MATTEO VENINI, STELLINA PIZZERIA
Culinary Concept: At Stellina, I use my background in fine dining to create more casual food that still reflects a focus on the best ingredients, classic techniques and imaginative flavor profiles. Our style of neo-Neapolitan pizza uses a carefully made, signature dough for light, crispy pizzas. All of our pastas and sauces are homemade. We aim to deliver an eating experience that’s both creative and approachable.
Standout Dish: The cacio e pepe pizza is a Stellina signature that reinvents the classic Roman pasta dish. The pizza features three kinds of cheese – cacio di Roma, mozzarella and pecorino – and toasted black pepper, which is hand-ground with a mortar and pestle to hold the spice’s robust flavor.
The Restructure: While we’ve always offered delivery and carryout, with the pandemic we sought to continue bringing Stellina to guests in D.C. and beyond in other ways: by expanding our use of third-party delivery services and through other creative offerings. We launched Stellina Bottega, an online marketplace offering Italian pantry goods; wine; butcher boxes of local meats, DIY pizza and pasta kits; and ready-to-cook meals like frozen pizzas, lasagna and more. The Bottega is available both for pickup and delivery. Looking ahead, we’re getting ready to open our second location of Stellina and our first in Northern Virginia later this year in Shirlington. We’re also moving ahead on another D.C. location on K Street [in] Northwest, which will open in 2021.

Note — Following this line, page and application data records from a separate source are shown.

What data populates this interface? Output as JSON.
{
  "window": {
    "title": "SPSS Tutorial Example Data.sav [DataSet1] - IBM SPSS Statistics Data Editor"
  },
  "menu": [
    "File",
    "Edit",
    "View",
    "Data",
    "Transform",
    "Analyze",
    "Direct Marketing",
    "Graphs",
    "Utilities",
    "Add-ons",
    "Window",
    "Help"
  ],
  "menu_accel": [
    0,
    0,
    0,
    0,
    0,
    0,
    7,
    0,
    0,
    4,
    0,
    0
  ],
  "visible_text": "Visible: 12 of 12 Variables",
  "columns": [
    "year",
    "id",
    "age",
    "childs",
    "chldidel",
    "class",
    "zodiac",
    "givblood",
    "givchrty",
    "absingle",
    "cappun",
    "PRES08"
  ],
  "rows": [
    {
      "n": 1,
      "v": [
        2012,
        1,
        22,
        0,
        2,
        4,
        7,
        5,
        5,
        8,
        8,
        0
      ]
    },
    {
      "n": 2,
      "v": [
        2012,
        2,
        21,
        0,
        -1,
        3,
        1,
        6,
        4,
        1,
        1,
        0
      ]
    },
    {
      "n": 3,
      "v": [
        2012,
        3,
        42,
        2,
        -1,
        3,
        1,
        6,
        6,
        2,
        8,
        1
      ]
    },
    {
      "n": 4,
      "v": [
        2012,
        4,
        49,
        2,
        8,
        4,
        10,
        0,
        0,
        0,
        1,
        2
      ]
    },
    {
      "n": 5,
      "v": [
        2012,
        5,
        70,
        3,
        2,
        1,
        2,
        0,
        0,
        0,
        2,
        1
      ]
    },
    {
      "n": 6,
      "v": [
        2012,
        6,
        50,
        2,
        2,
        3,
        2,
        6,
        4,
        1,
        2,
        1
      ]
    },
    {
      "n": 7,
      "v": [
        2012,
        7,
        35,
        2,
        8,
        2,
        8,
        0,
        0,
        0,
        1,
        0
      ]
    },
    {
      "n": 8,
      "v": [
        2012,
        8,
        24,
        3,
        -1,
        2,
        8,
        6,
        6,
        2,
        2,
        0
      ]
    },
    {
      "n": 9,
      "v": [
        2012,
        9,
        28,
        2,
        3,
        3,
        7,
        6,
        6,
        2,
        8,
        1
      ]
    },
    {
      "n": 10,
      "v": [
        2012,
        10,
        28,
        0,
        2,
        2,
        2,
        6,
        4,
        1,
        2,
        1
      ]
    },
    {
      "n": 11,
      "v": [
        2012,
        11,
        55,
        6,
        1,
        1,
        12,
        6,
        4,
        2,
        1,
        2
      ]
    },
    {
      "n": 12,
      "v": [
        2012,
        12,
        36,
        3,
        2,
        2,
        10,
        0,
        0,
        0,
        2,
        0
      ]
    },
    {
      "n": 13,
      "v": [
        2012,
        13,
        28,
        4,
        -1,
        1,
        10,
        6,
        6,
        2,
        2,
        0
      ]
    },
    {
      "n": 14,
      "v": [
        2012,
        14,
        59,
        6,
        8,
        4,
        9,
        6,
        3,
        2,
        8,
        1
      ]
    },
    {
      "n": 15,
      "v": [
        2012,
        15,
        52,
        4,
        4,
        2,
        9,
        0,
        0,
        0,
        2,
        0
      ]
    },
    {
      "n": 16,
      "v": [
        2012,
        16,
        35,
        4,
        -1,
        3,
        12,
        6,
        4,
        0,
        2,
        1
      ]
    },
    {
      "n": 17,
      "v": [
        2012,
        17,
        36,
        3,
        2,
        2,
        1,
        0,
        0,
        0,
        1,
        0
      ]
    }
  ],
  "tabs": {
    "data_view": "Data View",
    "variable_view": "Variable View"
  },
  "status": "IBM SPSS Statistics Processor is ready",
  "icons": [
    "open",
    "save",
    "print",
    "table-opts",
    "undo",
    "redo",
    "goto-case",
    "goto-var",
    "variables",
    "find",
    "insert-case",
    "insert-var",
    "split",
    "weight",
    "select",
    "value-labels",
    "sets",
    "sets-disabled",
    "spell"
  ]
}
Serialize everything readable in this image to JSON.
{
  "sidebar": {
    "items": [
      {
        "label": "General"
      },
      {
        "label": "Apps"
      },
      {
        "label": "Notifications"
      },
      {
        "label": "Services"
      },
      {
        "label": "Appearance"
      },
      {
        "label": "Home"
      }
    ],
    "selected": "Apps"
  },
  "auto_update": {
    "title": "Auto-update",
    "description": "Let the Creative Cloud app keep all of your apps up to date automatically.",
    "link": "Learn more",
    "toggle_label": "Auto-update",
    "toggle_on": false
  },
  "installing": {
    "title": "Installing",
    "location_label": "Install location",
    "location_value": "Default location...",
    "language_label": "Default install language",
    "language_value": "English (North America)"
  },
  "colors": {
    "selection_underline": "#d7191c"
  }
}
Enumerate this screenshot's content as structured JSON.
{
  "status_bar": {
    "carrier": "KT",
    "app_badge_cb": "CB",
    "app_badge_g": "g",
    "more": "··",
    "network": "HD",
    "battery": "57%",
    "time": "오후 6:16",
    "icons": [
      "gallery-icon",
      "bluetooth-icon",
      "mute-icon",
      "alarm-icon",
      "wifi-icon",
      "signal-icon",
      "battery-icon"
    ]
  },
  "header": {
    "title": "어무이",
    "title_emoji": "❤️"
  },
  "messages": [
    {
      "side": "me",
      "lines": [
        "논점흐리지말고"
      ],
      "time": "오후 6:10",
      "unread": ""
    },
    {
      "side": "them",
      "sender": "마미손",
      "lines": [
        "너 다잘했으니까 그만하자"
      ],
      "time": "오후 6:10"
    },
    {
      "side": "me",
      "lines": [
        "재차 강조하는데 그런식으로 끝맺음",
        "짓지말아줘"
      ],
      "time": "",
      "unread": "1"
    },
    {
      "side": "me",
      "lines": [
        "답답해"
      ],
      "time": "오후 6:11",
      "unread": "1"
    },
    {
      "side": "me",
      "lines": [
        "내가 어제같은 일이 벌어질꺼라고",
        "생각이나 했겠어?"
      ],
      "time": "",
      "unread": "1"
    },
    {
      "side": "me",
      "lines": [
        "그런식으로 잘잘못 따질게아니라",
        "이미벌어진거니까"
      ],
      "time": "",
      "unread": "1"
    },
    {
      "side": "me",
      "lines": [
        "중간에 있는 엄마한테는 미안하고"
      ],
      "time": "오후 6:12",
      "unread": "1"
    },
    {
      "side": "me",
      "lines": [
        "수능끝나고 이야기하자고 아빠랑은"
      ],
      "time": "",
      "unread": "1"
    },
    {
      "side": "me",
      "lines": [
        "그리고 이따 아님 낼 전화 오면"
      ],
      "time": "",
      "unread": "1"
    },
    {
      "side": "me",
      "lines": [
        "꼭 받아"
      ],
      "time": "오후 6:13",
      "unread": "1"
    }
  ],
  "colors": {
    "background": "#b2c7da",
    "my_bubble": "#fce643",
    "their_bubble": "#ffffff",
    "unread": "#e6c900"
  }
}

Enjoy this piece? Consider becoming a member for access to our premium digital content. Support local journalism and start your membership today.